Shame can affect a person’s self-worth. Being told ‘shame on you,’ for example, can destroy an individual’s sense of value. “Emotions are like breathing and cause trouble when obstructed,” says Thomas Scheff, professor emeritus of sociology at University of California, Santa Barbara. 

Scheff examined the ubiquity of hidden shame in an article published in the journal of Cultural Sociology. He suggests it may be one of the keys to understanding contemporary society. According to Scheff a society that fosters individualism (like ours) provides a ripe breeding ground for the emotion of shame because people are encouraged to “go it alone, no matter the cost to relationships,” he said.

In exploring the connection between shame and aggression, Scheff cites research conducted by sociologist Neil Websdale, author of Familicidal Hearts: The Emotional Styles of 211 Killers. “Familicide, the act of one spouse killing the other as well as their children and often himself or herself, stems from unacknowledged shame,” Scheff said.

What is even more interesting about the study, is the finding that there is a minority group of non-angry people. These people lose their job and feel humiliated, then pretend as though they are continuing to go to work every day, but they are actually planning the killing. They are known as the ‘civic respectable.’

On the contrary, shame is actually a very useful emotion and is in fact the basis of morality. Shame provides a weight for morality. Ever heard the phrase “listen to your conscience?” When you make a decision based on your conscience it is usually backed up by shame.

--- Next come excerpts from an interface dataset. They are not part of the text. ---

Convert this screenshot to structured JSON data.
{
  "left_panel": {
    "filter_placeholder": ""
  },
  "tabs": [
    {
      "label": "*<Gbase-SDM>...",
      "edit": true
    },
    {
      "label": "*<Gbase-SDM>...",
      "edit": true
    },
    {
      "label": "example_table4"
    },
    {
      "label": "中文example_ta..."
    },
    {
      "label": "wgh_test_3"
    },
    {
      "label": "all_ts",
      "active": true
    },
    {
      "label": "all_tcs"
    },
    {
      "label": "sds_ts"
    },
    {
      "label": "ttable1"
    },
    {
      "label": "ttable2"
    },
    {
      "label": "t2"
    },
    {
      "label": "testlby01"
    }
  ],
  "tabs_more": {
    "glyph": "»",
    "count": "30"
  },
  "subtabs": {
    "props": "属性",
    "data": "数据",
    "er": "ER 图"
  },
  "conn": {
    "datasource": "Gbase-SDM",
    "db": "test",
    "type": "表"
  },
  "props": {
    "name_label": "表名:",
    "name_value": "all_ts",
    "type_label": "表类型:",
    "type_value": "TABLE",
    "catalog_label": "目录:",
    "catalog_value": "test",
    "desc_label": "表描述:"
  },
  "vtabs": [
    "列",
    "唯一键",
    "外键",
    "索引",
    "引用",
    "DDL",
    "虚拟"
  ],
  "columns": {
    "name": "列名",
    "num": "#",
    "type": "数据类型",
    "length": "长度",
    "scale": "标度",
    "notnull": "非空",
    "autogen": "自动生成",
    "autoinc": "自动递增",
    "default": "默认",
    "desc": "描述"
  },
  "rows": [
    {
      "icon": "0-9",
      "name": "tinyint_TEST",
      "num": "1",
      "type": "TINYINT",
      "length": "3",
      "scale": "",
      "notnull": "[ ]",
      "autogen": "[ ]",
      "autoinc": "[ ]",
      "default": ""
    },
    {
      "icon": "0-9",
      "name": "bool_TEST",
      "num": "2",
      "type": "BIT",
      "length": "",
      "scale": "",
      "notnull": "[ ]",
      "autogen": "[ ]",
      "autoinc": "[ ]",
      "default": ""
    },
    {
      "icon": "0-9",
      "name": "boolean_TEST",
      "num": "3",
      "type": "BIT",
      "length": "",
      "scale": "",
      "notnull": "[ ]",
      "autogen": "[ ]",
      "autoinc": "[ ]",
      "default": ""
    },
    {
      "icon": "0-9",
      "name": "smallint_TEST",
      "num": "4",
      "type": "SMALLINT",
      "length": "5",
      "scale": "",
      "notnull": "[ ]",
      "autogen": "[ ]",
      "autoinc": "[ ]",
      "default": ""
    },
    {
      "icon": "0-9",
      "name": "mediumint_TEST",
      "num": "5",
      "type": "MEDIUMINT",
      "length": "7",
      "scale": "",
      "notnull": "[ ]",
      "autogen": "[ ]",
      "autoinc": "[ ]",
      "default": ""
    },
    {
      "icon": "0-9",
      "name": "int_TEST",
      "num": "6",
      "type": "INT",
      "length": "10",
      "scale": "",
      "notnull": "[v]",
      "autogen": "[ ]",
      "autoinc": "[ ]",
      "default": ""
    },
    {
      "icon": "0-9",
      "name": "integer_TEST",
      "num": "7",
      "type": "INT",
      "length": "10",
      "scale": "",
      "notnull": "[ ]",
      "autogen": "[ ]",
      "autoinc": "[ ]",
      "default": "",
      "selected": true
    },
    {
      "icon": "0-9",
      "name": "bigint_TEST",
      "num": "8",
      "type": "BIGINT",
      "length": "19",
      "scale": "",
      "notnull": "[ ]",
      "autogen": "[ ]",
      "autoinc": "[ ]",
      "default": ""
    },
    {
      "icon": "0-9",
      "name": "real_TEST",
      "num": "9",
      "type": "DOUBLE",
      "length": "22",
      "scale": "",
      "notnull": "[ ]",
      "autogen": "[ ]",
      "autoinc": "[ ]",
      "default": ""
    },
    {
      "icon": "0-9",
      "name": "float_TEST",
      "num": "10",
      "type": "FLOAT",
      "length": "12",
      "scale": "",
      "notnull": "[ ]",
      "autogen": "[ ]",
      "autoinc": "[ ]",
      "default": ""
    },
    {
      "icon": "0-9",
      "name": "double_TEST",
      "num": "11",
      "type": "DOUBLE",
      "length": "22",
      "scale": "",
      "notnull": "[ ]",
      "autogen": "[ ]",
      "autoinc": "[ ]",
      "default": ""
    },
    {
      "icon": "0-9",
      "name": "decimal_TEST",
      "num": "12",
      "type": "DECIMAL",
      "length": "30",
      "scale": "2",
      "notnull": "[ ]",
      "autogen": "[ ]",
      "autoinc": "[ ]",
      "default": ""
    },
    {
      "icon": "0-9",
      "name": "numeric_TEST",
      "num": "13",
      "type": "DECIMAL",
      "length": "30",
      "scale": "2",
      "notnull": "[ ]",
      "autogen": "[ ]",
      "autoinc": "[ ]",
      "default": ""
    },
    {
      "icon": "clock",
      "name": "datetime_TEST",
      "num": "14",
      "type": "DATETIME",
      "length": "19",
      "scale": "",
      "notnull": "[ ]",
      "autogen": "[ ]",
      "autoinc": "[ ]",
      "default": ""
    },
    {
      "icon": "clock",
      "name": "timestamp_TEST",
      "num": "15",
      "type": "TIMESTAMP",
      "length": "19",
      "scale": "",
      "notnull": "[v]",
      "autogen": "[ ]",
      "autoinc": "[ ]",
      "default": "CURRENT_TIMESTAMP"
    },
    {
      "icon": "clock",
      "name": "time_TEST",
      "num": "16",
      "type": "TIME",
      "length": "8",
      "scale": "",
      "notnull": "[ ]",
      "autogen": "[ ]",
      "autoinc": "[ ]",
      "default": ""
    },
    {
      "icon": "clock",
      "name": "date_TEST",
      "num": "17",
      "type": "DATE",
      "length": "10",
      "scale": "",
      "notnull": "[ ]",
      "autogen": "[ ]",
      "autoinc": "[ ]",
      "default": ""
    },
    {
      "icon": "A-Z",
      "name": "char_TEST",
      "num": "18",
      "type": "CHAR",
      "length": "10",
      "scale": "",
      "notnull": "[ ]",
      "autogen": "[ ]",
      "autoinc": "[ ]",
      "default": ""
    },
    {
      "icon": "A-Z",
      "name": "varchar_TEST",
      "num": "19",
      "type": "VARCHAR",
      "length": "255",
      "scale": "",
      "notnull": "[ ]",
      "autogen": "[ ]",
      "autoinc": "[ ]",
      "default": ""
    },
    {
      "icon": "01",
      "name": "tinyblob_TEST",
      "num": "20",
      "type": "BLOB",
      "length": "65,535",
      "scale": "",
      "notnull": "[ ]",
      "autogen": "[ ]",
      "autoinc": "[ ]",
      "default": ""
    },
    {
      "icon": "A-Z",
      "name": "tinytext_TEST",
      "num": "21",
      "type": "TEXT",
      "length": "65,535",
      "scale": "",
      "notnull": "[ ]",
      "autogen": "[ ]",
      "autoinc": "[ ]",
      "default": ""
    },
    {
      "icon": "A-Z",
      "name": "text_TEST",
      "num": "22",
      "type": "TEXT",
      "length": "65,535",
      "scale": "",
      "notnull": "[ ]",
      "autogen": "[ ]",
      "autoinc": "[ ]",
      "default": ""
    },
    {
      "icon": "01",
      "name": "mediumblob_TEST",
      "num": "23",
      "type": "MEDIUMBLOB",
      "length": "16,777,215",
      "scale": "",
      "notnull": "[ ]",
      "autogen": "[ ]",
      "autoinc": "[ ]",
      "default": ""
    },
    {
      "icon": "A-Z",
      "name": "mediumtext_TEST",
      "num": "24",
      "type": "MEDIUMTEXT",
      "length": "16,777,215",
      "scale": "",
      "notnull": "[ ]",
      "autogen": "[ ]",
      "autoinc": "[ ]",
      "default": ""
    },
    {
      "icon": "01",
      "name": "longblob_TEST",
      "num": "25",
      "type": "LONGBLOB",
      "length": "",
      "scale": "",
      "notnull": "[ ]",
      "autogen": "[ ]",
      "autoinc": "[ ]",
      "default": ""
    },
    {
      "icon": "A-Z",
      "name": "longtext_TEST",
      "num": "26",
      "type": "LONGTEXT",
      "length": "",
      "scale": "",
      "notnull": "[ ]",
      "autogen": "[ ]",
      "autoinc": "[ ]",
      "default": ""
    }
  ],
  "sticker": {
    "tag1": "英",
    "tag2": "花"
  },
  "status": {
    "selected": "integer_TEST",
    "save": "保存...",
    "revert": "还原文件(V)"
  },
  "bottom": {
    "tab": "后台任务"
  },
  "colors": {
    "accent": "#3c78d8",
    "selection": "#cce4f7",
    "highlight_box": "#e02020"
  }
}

Instead of allowing yourself to succumb to shame, give yourself permission to laugh. Laugh at yourself often. Laugh at the universe. Laugh at your circumstance. As long as you are not laughing at others you cannot go wrong. Laughter is good for your health. It relaxes the body, boosts your immune system, triggers the release of endorphins, and protects the heart.

 

To learn more about the study, click this link: http://psychcentral.com/news/2014/03/17/resolve-hidden-shame-with-humor/67210.html

For more information on Mental Health Counseling, visit our website: http://www.starpointcounselingbrandon.com, or http://www.starpointcounselingtampa.com